→ **Component data from apps and pages**

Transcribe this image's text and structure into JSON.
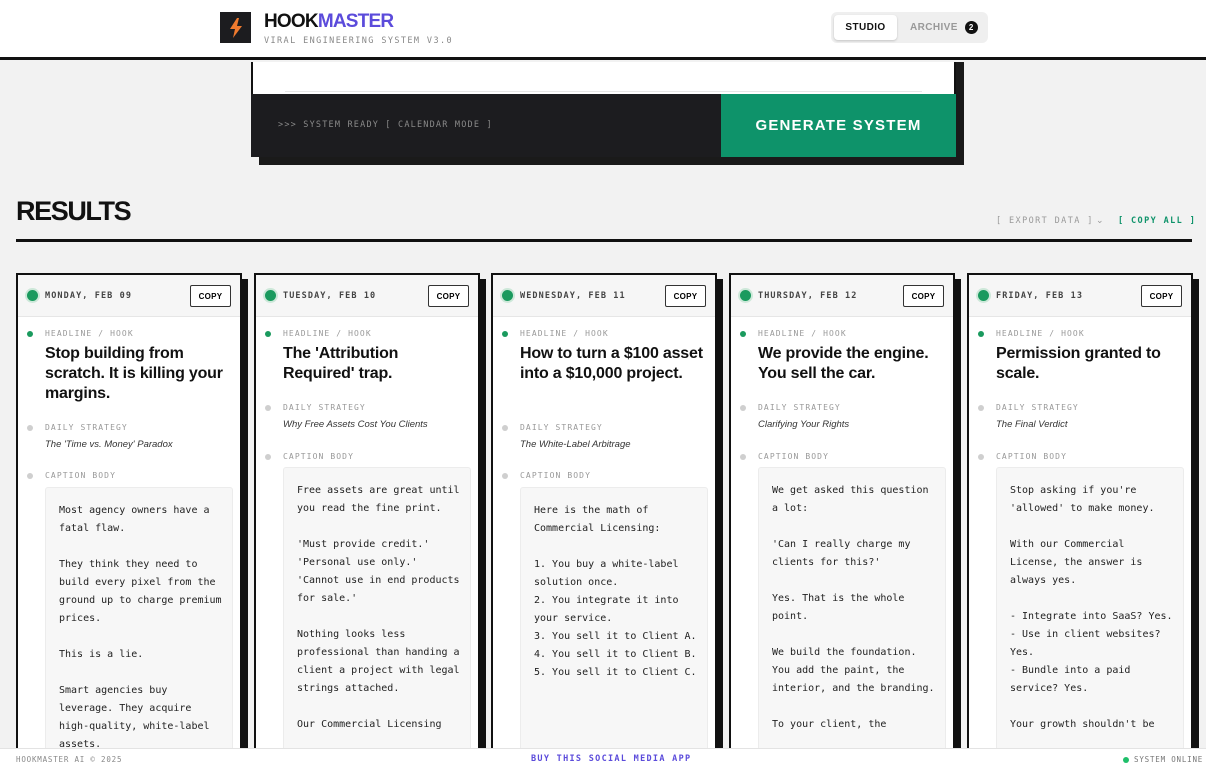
{
  "header": {
    "brand_part1": "HOOK",
    "brand_part2": "MASTER",
    "tagline": "VIRAL ENGINEERING SYSTEM V3.0",
    "logo_icon": "lightning-bolt-icon",
    "tabs": [
      {
        "label": "STUDIO",
        "active": true
      },
      {
        "label": "ARCHIVE",
        "active": false,
        "count": "2"
      }
    ]
  },
  "panel": {
    "status_text": ">>> SYSTEM READY [ CALENDAR MODE ]",
    "generate_label": "GENERATE SYSTEM"
  },
  "results": {
    "title": "RESULTS",
    "export_label": "[ EXPORT DATA ]",
    "copy_all_label": "[ COPY ALL ]"
  },
  "labels": {
    "copy": "COPY",
    "headline": "HEADLINE / HOOK",
    "strategy": "DAILY STRATEGY",
    "caption": "CAPTION BODY"
  },
  "cards": [
    {
      "date": "MONDAY, FEB 09",
      "headline": "Stop building from scratch. It is killing your margins.",
      "strategy": "The 'Time vs. Money' Paradox",
      "caption": "Most agency owners have a fatal flaw.\n\nThey think they need to build every pixel from the ground up to charge premium prices.\n\nThis is a lie.\n\nSmart agencies buy leverage. They acquire high-quality, white-label assets."
    },
    {
      "date": "TUESDAY, FEB 10",
      "headline": "The 'Attribution Required' trap.",
      "strategy": "Why Free Assets Cost You Clients",
      "caption": "Free assets are great until you read the fine print.\n\n'Must provide credit.'\n'Personal use only.'\n'Cannot use in end products for sale.'\n\nNothing looks less professional than handing a client a project with legal strings attached.\n\nOur Commercial Licensing"
    },
    {
      "date": "WEDNESDAY, FEB 11",
      "headline": "How to turn a $100 asset into a $10,000 project.",
      "strategy": "The White-Label Arbitrage",
      "caption": "Here is the math of Commercial Licensing:\n\n1. You buy a white-label solution once.\n2. You integrate it into your service.\n3. You sell it to Client A.\n4. You sell it to Client B.\n5. You sell it to Client C."
    },
    {
      "date": "THURSDAY, FEB 12",
      "headline": "We provide the engine. You sell the car.",
      "strategy": "Clarifying Your Rights",
      "caption": "We get asked this question a lot:\n\n'Can I really charge my clients for this?'\n\nYes. That is the whole point.\n\nWe build the foundation. You add the paint, the interior, and the branding.\n\nTo your client, the"
    },
    {
      "date": "FRIDAY, FEB 13",
      "headline": "Permission granted to scale.",
      "strategy": "The Final Verdict",
      "caption": "Stop asking if you're 'allowed' to make money.\n\nWith our Commercial License, the answer is always yes.\n\n- Integrate into SaaS? Yes.\n- Use in client websites? Yes.\n- Bundle into a paid service? Yes.\n\nYour growth shouldn't be"
    }
  ],
  "footer": {
    "left": "HOOKMASTER AI © 2025",
    "middle": "BUY THIS SOCIAL MEDIA APP",
    "right": "SYSTEM ONLINE"
  },
  "colors": {
    "accent_green": "#0e936a",
    "brand_purple": "#5b4bdb",
    "dark": "#1c1c1f"
  }
}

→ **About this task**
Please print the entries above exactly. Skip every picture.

→ **Result for this task**
Transcribe this image's text and structure into JSON.
{
  "header": {
    "brand_part1": "HOOK",
    "brand_part2": "MASTER",
    "tagline": "VIRAL ENGINEERING SYSTEM V3.0",
    "logo_icon": "lightning-bolt-icon",
    "tabs": [
      {
        "label": "STUDIO",
        "active": true
      },
      {
        "label": "ARCHIVE",
        "active": false,
        "count": "2"
      }
    ]
  },
  "panel": {
    "status_text": ">>> SYSTEM READY [ CALENDAR MODE ]",
    "generate_label": "GENERATE SYSTEM"
  },
  "results": {
    "title": "RESULTS",
    "export_label": "[ EXPORT DATA ]",
    "copy_all_label": "[ COPY ALL ]"
  },
  "labels": {
    "copy": "COPY",
    "headline": "HEADLINE / HOOK",
    "strategy": "DAILY STRATEGY",
    "caption": "CAPTION BODY"
  },
  "cards": [
    {
      "date": "MONDAY, FEB 09",
      "headline": "Stop building from scratch. It is killing your margins.",
      "strategy": "The 'Time vs. Money' Paradox",
      "caption": "Most agency owners have a fatal flaw.\n\nThey think they need to build every pixel from the ground up to charge premium prices.\n\nThis is a lie.\n\nSmart agencies buy leverage. They acquire high-quality, white-label assets."
    },
    {
      "date": "TUESDAY, FEB 10",
      "headline": "The 'Attribution Required' trap.",
      "strategy": "Why Free Assets Cost You Clients",
      "caption": "Free assets are great until you read the fine print.\n\n'Must provide credit.'\n'Personal use only.'\n'Cannot use in end products for sale.'\n\nNothing looks less professional than handing a client a project with legal strings attached.\n\nOur Commercial Licensing"
    },
    {
      "date": "WEDNESDAY, FEB 11",
      "headline": "How to turn a $100 asset into a $10,000 project.",
      "strategy": "The White-Label Arbitrage",
      "caption": "Here is the math of Commercial Licensing:\n\n1. You buy a white-label solution once.\n2. You integrate it into your service.\n3. You sell it to Client A.\n4. You sell it to Client B.\n5. You sell it to Client C."
    },
    {
      "date": "THURSDAY, FEB 12",
      "headline": "We provide the engine. You sell the car.",
      "strategy": "Clarifying Your Rights",
      "caption": "We get asked this question a lot:\n\n'Can I really charge my clients for this?'\n\nYes. That is the whole point.\n\nWe build the foundation. You add the paint, the interior, and the branding.\n\nTo your client, the"
    },
    {
      "date": "FRIDAY, FEB 13",
      "headline": "Permission granted to scale.",
      "strategy": "The Final Verdict",
      "caption": "Stop asking if you're 'allowed' to make money.\n\nWith our Commercial License, the answer is always yes.\n\n- Integrate into SaaS? Yes.\n- Use in client websites? Yes.\n- Bundle into a paid service? Yes.\n\nYour growth shouldn't be"
    }
  ],
  "footer": {
    "left": "HOOKMASTER AI © 2025",
    "middle": "BUY THIS SOCIAL MEDIA APP",
    "right": "SYSTEM ONLINE"
  },
  "colors": {
    "accent_green": "#0e936a",
    "brand_purple": "#5b4bdb",
    "dark": "#1c1c1f"
  }
}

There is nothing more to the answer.